■ **Task description**: Scan the listing below for the word "wireframe", then copy each line that has it.

■ **Raw data**:
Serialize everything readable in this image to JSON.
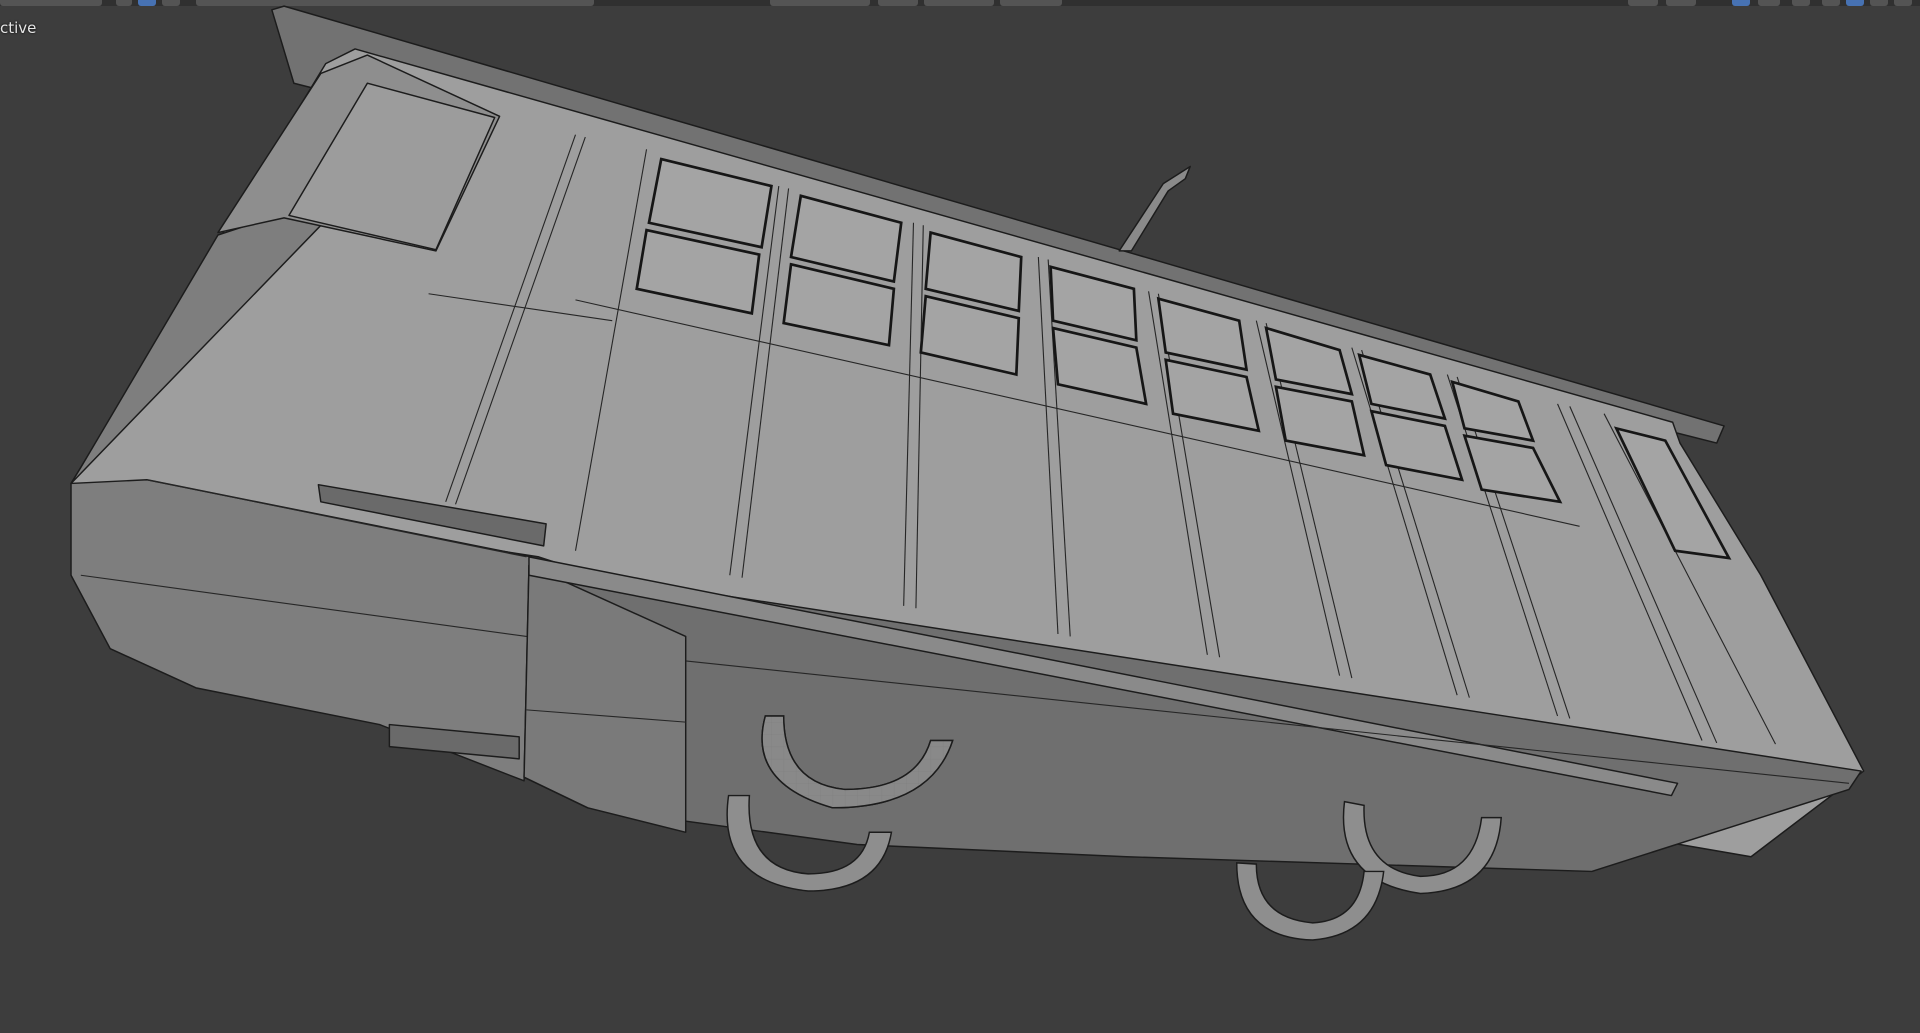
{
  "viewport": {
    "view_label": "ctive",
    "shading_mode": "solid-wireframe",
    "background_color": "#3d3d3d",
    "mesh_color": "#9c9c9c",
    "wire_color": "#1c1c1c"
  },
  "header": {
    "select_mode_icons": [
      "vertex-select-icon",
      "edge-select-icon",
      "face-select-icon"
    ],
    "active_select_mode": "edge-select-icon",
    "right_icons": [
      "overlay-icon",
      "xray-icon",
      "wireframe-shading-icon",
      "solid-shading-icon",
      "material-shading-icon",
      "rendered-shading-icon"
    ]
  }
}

■ **Answer section**:
    "shading_mode": "solid-wireframe",
      "wireframe-shading-icon",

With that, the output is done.